#### DATA LISTING
* * *

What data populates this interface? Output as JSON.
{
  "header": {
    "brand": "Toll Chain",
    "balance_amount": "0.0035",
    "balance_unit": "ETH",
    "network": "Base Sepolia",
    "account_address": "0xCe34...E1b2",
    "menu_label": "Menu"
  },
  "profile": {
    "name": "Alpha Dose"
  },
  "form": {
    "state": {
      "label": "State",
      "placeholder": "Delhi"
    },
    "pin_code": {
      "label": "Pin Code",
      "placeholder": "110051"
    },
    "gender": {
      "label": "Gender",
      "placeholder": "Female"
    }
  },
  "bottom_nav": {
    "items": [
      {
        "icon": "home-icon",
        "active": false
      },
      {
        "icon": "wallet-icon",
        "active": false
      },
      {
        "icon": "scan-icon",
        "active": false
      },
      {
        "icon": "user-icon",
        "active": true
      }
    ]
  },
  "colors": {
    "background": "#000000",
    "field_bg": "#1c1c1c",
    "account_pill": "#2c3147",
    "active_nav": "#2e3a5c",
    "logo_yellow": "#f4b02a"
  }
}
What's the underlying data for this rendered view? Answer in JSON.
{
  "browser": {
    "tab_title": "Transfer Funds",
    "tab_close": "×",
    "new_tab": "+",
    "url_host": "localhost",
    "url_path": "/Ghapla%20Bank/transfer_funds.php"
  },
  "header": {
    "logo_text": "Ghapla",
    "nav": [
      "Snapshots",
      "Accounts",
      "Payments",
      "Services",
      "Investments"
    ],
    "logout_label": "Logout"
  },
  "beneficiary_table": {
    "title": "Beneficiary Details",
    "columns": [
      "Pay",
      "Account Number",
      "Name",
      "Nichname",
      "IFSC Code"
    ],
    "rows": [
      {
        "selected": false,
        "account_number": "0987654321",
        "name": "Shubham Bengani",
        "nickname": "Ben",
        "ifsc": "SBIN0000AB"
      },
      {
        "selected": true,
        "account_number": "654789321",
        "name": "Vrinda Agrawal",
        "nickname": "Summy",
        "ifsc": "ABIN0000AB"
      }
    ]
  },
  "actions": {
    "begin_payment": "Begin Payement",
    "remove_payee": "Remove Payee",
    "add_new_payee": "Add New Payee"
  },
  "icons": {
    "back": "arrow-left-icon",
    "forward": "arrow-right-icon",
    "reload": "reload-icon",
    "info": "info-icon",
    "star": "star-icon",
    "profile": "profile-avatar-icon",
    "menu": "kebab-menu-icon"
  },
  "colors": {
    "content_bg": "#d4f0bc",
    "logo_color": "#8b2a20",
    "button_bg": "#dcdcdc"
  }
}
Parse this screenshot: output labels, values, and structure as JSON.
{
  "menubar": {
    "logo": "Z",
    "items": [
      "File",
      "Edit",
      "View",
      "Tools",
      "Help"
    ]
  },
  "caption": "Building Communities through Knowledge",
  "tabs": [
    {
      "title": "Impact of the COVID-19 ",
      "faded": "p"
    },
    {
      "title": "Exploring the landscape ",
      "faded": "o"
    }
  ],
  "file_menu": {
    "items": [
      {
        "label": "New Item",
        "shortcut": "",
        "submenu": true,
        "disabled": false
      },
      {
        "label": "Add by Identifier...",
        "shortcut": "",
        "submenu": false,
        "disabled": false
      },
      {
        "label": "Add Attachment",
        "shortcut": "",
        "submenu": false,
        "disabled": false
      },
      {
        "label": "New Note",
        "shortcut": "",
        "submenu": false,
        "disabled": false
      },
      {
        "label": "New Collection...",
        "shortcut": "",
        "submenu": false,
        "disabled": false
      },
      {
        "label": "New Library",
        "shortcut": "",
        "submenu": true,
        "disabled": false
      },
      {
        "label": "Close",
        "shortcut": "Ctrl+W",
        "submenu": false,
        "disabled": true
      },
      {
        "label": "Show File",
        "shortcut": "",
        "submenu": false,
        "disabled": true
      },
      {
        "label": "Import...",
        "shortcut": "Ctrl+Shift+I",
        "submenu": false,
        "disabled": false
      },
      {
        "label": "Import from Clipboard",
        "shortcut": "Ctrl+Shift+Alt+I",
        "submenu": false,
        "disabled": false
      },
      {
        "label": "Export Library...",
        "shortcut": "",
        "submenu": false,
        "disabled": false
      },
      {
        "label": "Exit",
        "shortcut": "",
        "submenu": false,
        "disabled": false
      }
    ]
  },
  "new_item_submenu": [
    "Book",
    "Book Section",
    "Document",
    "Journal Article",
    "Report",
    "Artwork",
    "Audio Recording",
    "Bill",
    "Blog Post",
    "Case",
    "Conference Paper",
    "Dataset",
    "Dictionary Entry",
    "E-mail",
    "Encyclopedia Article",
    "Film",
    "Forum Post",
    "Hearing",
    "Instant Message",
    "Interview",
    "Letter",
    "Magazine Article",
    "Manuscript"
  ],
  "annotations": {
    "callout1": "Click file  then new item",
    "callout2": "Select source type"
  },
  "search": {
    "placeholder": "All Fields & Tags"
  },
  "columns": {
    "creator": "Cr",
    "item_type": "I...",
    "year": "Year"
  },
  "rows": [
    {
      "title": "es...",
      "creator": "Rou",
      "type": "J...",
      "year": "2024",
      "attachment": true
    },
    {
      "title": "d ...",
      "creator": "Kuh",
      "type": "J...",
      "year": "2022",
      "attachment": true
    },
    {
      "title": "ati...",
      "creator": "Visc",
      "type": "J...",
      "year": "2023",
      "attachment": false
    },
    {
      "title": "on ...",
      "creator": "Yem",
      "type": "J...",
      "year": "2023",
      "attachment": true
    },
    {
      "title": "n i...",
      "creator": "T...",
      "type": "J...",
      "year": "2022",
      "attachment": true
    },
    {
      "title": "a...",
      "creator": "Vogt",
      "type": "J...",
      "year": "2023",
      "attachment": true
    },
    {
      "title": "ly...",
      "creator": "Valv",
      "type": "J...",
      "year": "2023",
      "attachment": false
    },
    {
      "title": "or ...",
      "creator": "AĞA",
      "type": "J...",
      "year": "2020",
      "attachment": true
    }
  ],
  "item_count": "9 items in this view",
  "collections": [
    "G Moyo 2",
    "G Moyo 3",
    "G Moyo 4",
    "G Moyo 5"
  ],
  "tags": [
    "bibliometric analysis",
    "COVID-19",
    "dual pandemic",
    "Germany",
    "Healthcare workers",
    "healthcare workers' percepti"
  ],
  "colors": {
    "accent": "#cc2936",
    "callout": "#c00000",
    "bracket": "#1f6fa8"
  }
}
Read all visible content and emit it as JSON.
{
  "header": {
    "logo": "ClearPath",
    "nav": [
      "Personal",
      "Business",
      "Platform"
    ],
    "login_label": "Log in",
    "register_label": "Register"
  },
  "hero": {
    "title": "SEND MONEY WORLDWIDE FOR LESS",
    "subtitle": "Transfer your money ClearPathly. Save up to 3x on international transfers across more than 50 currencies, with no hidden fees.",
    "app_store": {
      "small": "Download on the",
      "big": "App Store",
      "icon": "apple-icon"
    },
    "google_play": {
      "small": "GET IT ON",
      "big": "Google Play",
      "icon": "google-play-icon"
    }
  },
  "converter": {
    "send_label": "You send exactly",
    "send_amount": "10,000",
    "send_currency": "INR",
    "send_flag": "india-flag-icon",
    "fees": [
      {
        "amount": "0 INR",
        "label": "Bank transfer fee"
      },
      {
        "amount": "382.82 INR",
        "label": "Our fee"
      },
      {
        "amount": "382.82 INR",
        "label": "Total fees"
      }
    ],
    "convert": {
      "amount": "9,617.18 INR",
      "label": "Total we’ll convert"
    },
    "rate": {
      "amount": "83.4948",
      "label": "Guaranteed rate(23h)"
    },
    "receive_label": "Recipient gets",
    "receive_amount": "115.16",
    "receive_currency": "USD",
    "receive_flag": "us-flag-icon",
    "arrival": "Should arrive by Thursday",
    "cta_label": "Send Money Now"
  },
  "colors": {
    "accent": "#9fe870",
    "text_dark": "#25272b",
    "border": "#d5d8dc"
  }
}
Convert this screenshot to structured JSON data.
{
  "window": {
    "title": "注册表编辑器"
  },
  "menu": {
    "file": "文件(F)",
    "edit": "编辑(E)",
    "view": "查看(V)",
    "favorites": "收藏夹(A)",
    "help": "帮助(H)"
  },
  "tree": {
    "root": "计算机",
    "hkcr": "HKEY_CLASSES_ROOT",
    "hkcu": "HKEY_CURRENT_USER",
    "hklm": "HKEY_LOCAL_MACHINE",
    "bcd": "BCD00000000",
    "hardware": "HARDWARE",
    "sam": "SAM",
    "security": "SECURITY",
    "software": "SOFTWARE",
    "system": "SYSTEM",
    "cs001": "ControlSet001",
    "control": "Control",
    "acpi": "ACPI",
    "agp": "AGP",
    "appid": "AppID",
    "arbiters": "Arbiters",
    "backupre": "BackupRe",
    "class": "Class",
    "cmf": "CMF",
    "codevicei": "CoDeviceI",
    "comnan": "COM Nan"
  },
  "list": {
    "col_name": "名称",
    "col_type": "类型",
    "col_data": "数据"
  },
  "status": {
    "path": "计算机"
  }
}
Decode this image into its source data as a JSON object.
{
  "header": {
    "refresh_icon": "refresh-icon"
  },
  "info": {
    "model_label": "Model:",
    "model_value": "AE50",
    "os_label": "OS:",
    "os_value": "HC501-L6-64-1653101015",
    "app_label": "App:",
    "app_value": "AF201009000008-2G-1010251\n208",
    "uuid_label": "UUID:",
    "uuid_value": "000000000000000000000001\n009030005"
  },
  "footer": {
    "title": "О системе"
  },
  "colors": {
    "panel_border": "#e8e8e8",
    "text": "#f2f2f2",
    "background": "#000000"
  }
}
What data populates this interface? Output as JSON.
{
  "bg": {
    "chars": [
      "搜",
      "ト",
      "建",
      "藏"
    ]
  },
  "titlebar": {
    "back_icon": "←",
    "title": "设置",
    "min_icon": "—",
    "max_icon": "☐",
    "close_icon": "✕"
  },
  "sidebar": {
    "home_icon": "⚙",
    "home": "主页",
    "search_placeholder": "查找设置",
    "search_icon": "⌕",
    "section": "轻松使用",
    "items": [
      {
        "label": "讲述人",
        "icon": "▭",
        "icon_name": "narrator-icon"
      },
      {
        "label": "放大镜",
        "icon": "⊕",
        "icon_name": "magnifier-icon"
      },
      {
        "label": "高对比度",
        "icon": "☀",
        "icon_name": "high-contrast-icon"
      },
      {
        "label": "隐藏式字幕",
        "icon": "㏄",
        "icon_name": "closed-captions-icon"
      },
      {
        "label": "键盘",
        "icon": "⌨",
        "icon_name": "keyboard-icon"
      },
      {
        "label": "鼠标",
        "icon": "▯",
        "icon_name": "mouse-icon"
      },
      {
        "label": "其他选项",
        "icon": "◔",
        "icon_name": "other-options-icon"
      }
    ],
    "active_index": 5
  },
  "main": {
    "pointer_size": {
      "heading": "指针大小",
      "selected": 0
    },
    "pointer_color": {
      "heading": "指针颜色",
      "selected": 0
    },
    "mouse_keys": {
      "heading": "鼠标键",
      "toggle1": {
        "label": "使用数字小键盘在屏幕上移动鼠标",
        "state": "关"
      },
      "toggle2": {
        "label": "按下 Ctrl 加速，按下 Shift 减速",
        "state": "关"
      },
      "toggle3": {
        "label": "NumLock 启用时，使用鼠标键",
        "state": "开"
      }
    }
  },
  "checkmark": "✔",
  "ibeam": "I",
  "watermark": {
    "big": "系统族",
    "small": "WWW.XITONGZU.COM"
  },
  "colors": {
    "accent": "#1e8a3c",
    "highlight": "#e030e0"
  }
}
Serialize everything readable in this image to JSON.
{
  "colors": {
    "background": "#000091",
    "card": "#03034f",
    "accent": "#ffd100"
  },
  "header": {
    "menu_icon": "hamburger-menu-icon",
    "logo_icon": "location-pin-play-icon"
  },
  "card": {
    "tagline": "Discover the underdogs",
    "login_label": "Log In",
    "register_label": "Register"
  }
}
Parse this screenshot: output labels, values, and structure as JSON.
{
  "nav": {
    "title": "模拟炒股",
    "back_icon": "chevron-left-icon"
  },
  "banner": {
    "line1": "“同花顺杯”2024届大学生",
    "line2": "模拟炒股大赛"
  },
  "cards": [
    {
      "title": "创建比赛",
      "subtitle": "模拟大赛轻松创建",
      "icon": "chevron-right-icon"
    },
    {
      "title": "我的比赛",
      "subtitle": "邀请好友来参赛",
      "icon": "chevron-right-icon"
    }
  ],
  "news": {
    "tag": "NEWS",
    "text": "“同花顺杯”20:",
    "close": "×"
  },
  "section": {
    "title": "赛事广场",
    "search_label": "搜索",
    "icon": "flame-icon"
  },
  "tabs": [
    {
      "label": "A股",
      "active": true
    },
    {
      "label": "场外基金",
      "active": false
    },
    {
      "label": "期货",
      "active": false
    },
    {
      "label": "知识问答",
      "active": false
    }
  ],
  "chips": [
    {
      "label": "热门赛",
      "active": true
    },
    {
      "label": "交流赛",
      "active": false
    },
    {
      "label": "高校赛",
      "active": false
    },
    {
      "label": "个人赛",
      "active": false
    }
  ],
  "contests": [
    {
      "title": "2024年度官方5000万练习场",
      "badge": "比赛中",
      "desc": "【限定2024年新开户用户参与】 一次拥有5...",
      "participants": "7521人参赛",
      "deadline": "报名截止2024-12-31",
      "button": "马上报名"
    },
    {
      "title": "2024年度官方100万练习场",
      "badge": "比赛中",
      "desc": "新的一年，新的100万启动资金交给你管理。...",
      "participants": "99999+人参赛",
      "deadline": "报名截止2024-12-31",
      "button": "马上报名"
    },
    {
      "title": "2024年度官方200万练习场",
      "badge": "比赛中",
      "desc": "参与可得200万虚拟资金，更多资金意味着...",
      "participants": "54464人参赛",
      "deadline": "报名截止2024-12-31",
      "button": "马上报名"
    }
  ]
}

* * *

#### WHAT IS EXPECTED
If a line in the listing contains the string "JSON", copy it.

#### ANSWER FOR THIS EXERCISE
What data populates this interface? Output as JSON.
What's the underlying data for this rendered view? Answer in JSON.
Parse this screenshot: output labels, values, and structure as JSON.
Read all visible content and emit it as JSON.
Convert this screenshot to structured JSON data.
Decode this image into its source data as a JSON object.
What data populates this interface? Output as JSON.
Serialize everything readable in this image to JSON.
Parse this screenshot: output labels, values, and structure as JSON.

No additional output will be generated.